━━ Listed records ━━
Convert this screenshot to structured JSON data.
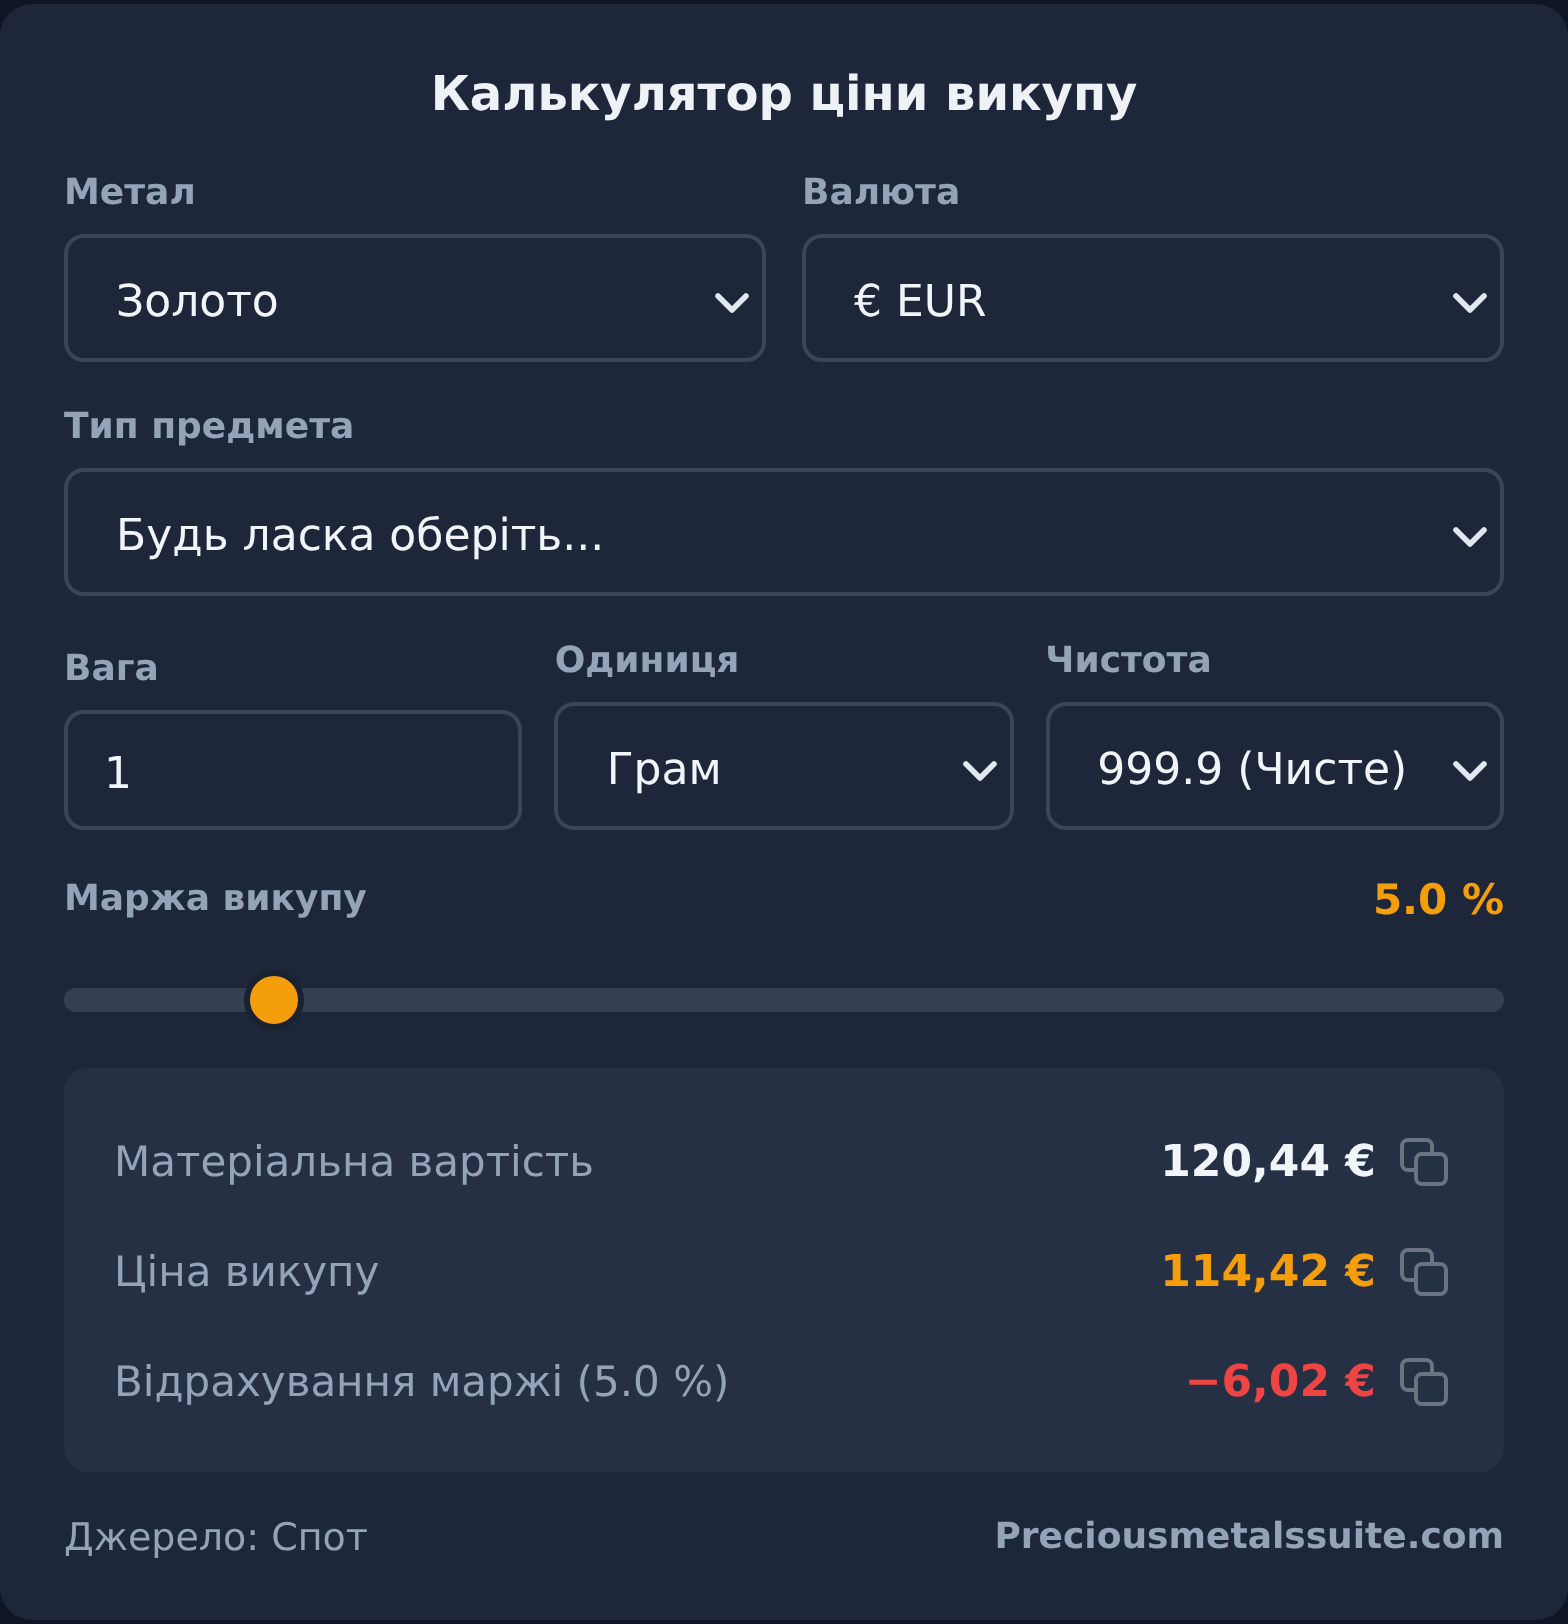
{
  "title": "Калькулятор ціни викупу",
  "form_rows": [
    [
      {
        "kind": "select",
        "label": "Метал",
        "value": "Золото"
      },
      {
        "kind": "select",
        "label": "Валюта",
        "value": "€ EUR"
      }
    ],
    [
      {
        "kind": "select",
        "label": "Тип предмета",
        "value": "Будь ласка оберіть..."
      }
    ],
    [
      {
        "kind": "input",
        "label": "Вага",
        "value": "1"
      },
      {
        "kind": "select",
        "label": "Одиниця",
        "value": "Грам"
      },
      {
        "kind": "select",
        "label": "Чистота",
        "value": "999.9 (Чисте)"
      }
    ]
  ],
  "margin": {
    "label": "Маржа викупу",
    "reading": "5.0 %",
    "level": 0.13
  },
  "results": [
    {
      "label": "Матеріальна вартість",
      "value": "120,44 €",
      "color": "#f1f5f9"
    },
    {
      "label": "Ціна викупу",
      "value": "114,42 €",
      "color": "#f59e0b"
    },
    {
      "label": "Відрахування маржі (5.0 %)",
      "value": "−6,02 €",
      "color": "#ef4444"
    }
  ],
  "footer": {
    "source": "Джерело: Спот",
    "site": "Preciousmetalssuite.com"
  }
}
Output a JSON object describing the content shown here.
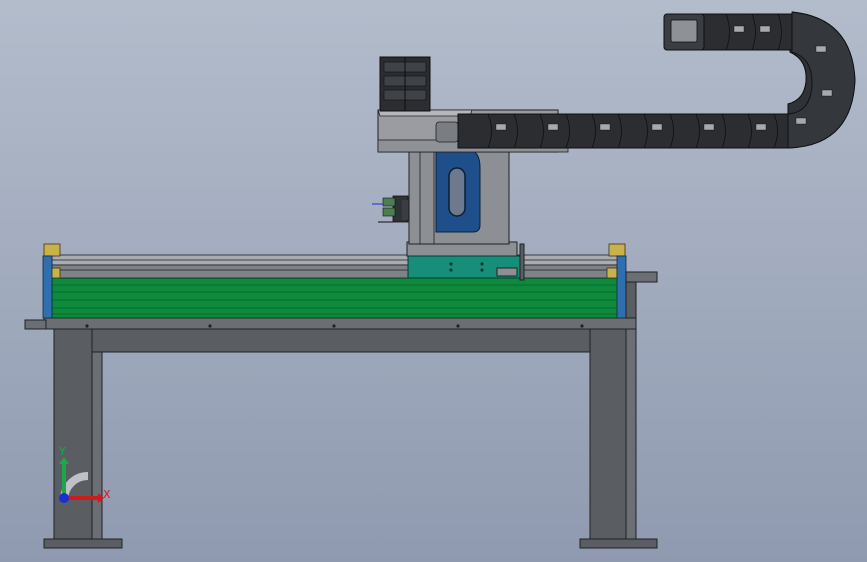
{
  "view": {
    "background_top": "#b3bccb",
    "background_bottom": "#8f9ab0"
  },
  "colors": {
    "frame_fill": "#5a5d62",
    "frame_fill_light": "#6b6e73",
    "frame_edge": "#1f2124",
    "rail_green": "#0e8a3c",
    "rail_green_dark": "#0a6b2e",
    "side_plate_blue": "#2f6fb0",
    "carriage_teal": "#168e7a",
    "column_grey": "#8c8f94",
    "column_panel_blue": "#1f4f8a",
    "beam_grey": "#9a9ca1",
    "chain_dark": "#2b2d31",
    "chain_mid": "#3c3f44",
    "bracket_yellow": "#c9b24a",
    "axis_x": "#d01b1b",
    "axis_y": "#1aa84a",
    "axis_z": "#1b2fd0"
  },
  "triad": {
    "x_label": "X",
    "y_label": "Y"
  },
  "icons": {
    "triad": "coordinate-triad-icon"
  }
}
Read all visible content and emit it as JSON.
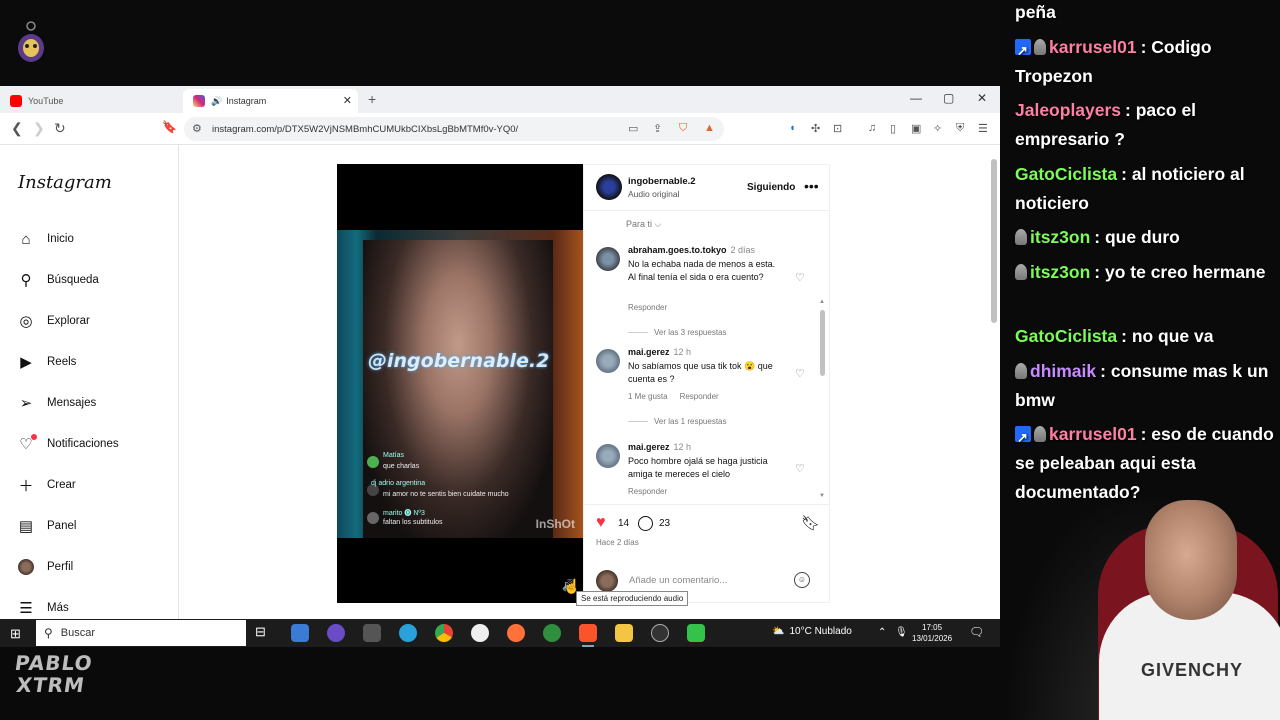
{
  "browser": {
    "tabs": [
      {
        "label": "YouTube",
        "active": false,
        "color": "#ff0000"
      },
      {
        "label": "Instagram",
        "active": true,
        "color": "#d62976"
      }
    ],
    "url": "instagram.com/p/DTX5W2VjNSMBmhCUMUkbCIXbsLgBbMTMf0v-YQ0/",
    "new_tab": "+",
    "win_controls": [
      "—",
      "▢",
      "✕"
    ]
  },
  "instagram": {
    "logo": "Instagram",
    "nav": [
      {
        "label": "Inicio",
        "icon": "home-icon"
      },
      {
        "label": "Búsqueda",
        "icon": "search-icon"
      },
      {
        "label": "Explorar",
        "icon": "compass-icon"
      },
      {
        "label": "Reels",
        "icon": "reels-icon"
      },
      {
        "label": "Mensajes",
        "icon": "send-icon"
      },
      {
        "label": "Notificaciones",
        "icon": "heart-icon"
      },
      {
        "label": "Crear",
        "icon": "plus-icon"
      },
      {
        "label": "Panel",
        "icon": "dashboard-icon"
      },
      {
        "label": "Perfil",
        "icon": "avatar-icon"
      },
      {
        "label": "Más",
        "icon": "menu-icon"
      }
    ],
    "post": {
      "username": "ingobernable.2",
      "audio": "Audio original",
      "follow_label": "Siguiendo",
      "sort_label": "Para ti ⌵",
      "watermark": "@ingobernable.2",
      "video_comments": [
        {
          "user": "Matías",
          "text": "que charlas"
        },
        {
          "user": "dj adrio argentina",
          "text": "mi amor no te sentis bien cuidate mucho"
        },
        {
          "user": "marito 🅞 Nº3",
          "text": "faltan los subtitulos"
        }
      ],
      "video_brand": "InShOt",
      "comments": [
        {
          "user": "abraham.goes.to.tokyo",
          "time": "2 días",
          "text": "No la echaba nada de menos a esta. Al final tenía el sida o era cuento?",
          "reply": "Responder",
          "likes": "",
          "more": "Ver las 3 respuestas"
        },
        {
          "user": "mai.gerez",
          "time": "12 h",
          "text": "No sabíamos que usa tik tok 😮 que cuenta es ?",
          "reply": "Responder",
          "likes": "1 Me gusta",
          "more": "Ver las 1 respuestas"
        },
        {
          "user": "mai.gerez",
          "time": "12 h",
          "text": "Poco hombre ojalá se haga justicia amiga te mereces el cielo",
          "reply": "Responder",
          "likes": "",
          "more": ""
        }
      ],
      "like_count": "14",
      "comment_count": "23",
      "posted": "Hace 2 días",
      "add_comment_placeholder": "Añade un comentario...",
      "tooltip": "Se está reproduciendo audio"
    }
  },
  "taskbar": {
    "search_label": "Buscar",
    "weather": "10°C  Nublado",
    "time": "17:05",
    "date": "13/01/2026"
  },
  "chat": [
    {
      "name": "",
      "name_color": "#ffffff",
      "badges": [],
      "text": "peña"
    },
    {
      "name": "karrusel01",
      "name_color": "#ff7fa4",
      "badges": [
        "prime",
        "hand"
      ],
      "text": ": Codigo Tropezon"
    },
    {
      "name": "Jaleoplayers",
      "name_color": "#ff7fa4",
      "badges": [],
      "text": ": paco el empresario ?"
    },
    {
      "name": "GatoCiclista",
      "name_color": "#7cfc5a",
      "badges": [],
      "text": ": al noticiero al noticiero"
    },
    {
      "name": "itsz3on",
      "name_color": "#7cfc5a",
      "badges": [
        "hand"
      ],
      "text": ": que duro"
    },
    {
      "name": "itsz3on",
      "name_color": "#7cfc5a",
      "badges": [
        "hand"
      ],
      "text": ": yo te creo hermane"
    },
    {
      "name": "GatoCiclista",
      "name_color": "#7cfc5a",
      "badges": [],
      "text": ": no que va"
    },
    {
      "name": "dhimaik",
      "name_color": "#c88aff",
      "badges": [
        "hand"
      ],
      "text": ": consume mas k un bmw"
    },
    {
      "name": "karrusel01",
      "name_color": "#ff7fa4",
      "badges": [
        "prime",
        "hand"
      ],
      "text": ": eso de cuando se peleaban aqui esta documentado?"
    }
  ],
  "stream": {
    "logo_text": "PABLO XTRM"
  },
  "webcam": {
    "shirt_text": "GIVENCHY"
  }
}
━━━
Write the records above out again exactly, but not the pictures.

#### [Your solution]
Convert this screenshot to structured JSON data.
{
  "title": "Калькулятор ціни викупу",
  "form_rows": [
    [
      {
        "kind": "select",
        "label": "Метал",
        "value": "Золото"
      },
      {
        "kind": "select",
        "label": "Валюта",
        "value": "€ EUR"
      }
    ],
    [
      {
        "kind": "select",
        "label": "Тип предмета",
        "value": "Будь ласка оберіть..."
      }
    ],
    [
      {
        "kind": "input",
        "label": "Вага",
        "value": "1"
      },
      {
        "kind": "select",
        "label": "Одиниця",
        "value": "Грам"
      },
      {
        "kind": "select",
        "label": "Чистота",
        "value": "999.9 (Чисте)"
      }
    ]
  ],
  "margin": {
    "label": "Маржа викупу",
    "reading": "5.0 %",
    "level": 0.13
  },
  "results": [
    {
      "label": "Матеріальна вартість",
      "value": "120,44 €",
      "color": "#f1f5f9"
    },
    {
      "label": "Ціна викупу",
      "value": "114,42 €",
      "color": "#f59e0b"
    },
    {
      "label": "Відрахування маржі (5.0 %)",
      "value": "−6,02 €",
      "color": "#ef4444"
    }
  ],
  "footer": {
    "source": "Джерело: Спот",
    "site": "Preciousmetalssuite.com"
  }
}
Output a JSON object describing the content shown here.
{
  "view": {
    "background_top": "#b3bccb",
    "background_bottom": "#8f9ab0"
  },
  "colors": {
    "frame_fill": "#5a5d62",
    "frame_fill_light": "#6b6e73",
    "frame_edge": "#1f2124",
    "rail_green": "#0e8a3c",
    "rail_green_dark": "#0a6b2e",
    "side_plate_blue": "#2f6fb0",
    "carriage_teal": "#168e7a",
    "column_grey": "#8c8f94",
    "column_panel_blue": "#1f4f8a",
    "beam_grey": "#9a9ca1",
    "chain_dark": "#2b2d31",
    "chain_mid": "#3c3f44",
    "bracket_yellow": "#c9b24a",
    "axis_x": "#d01b1b",
    "axis_y": "#1aa84a",
    "axis_z": "#1b2fd0"
  },
  "triad": {
    "x_label": "X",
    "y_label": "Y"
  },
  "icons": {
    "triad": "coordinate-triad-icon"
  }
}
Read all visible content and emit it as JSON.
{
  "browser": {
    "tabs": [
      {
        "label": "YouTube",
        "active": false,
        "color": "#ff0000"
      },
      {
        "label": "Instagram",
        "active": true,
        "color": "#d62976"
      }
    ],
    "url": "instagram.com/p/DTX5W2VjNSMBmhCUMUkbCIXbsLgBbMTMf0v-YQ0/",
    "new_tab": "+",
    "win_controls": [
      "—",
      "▢",
      "✕"
    ]
  },
  "instagram": {
    "logo": "Instagram",
    "nav": [
      {
        "label": "Inicio",
        "icon": "home-icon"
      },
      {
        "label": "Búsqueda",
        "icon": "search-icon"
      },
      {
        "label": "Explorar",
        "icon": "compass-icon"
      },
      {
        "label": "Reels",
        "icon": "reels-icon"
      },
      {
        "label": "Mensajes",
        "icon": "send-icon"
      },
      {
        "label": "Notificaciones",
        "icon": "heart-icon"
      },
      {
        "label": "Crear",
        "icon": "plus-icon"
      },
      {
        "label": "Panel",
        "icon": "dashboard-icon"
      },
      {
        "label": "Perfil",
        "icon": "avatar-icon"
      },
      {
        "label": "Más",
        "icon": "menu-icon"
      }
    ],
    "post": {
      "username": "ingobernable.2",
      "audio": "Audio original",
      "follow_label": "Siguiendo",
      "sort_label": "Para ti ⌵",
      "watermark": "@ingobernable.2",
      "video_comments": [
        {
          "user": "Matías",
          "text": "que charlas"
        },
        {
          "user": "dj adrio argentina",
          "text": "mi amor no te sentis bien cuidate mucho"
        },
        {
          "user": "marito 🅞 Nº3",
          "text": "faltan los subtitulos"
        }
      ],
      "video_brand": "InShOt",
      "comments": [
        {
          "user": "abraham.goes.to.tokyo",
          "time": "2 días",
          "text": "No la echaba nada de menos a esta. Al final tenía el sida o era cuento?",
          "reply": "Responder",
          "likes": "",
          "more": "Ver las 3 respuestas"
        },
        {
          "user": "mai.gerez",
          "time": "12 h",
          "text": "No sabíamos que usa tik tok 😮 que cuenta es ?",
          "reply": "Responder",
          "likes": "1 Me gusta",
          "more": "Ver las 1 respuestas"
        },
        {
          "user": "mai.gerez",
          "time": "12 h",
          "text": "Poco hombre ojalá se haga justicia amiga te mereces el cielo",
          "reply": "Responder",
          "likes": "",
          "more": ""
        }
      ],
      "like_count": "14",
      "comment_count": "23",
      "posted": "Hace 2 días",
      "add_comment_placeholder": "Añade un comentario...",
      "tooltip": "Se está reproduciendo audio"
    }
  },
  "taskbar": {
    "search_label": "Buscar",
    "weather": "10°C  Nublado",
    "time": "17:05",
    "date": "13/01/2026"
  },
  "chat": [
    {
      "name": "",
      "name_color": "#ffffff",
      "badges": [],
      "text": "peña"
    },
    {
      "name": "karrusel01",
      "name_color": "#ff7fa4",
      "badges": [
        "prime",
        "hand"
      ],
      "text": ": Codigo Tropezon"
    },
    {
      "name": "Jaleoplayers",
      "name_color": "#ff7fa4",
      "badges": [],
      "text": ": paco el empresario ?"
    },
    {
      "name": "GatoCiclista",
      "name_color": "#7cfc5a",
      "badges": [],
      "text": ": al noticiero al noticiero"
    },
    {
      "name": "itsz3on",
      "name_color": "#7cfc5a",
      "badges": [
        "hand"
      ],
      "text": ": que duro"
    },
    {
      "name": "itsz3on",
      "name_color": "#7cfc5a",
      "badges": [
        "hand"
      ],
      "text": ": yo te creo hermane"
    },
    {
      "name": "GatoCiclista",
      "name_color": "#7cfc5a",
      "badges": [],
      "text": ": no que va"
    },
    {
      "name": "dhimaik",
      "name_color": "#c88aff",
      "badges": [
        "hand"
      ],
      "text": ": consume mas k un bmw"
    },
    {
      "name": "karrusel01",
      "name_color": "#ff7fa4",
      "badges": [
        "prime",
        "hand"
      ],
      "text": ": eso de cuando se peleaban aqui esta documentado?"
    }
  ],
  "stream": {
    "logo_text": "PABLO XTRM"
  },
  "webcam": {
    "shirt_text": "GIVENCHY"
  }
}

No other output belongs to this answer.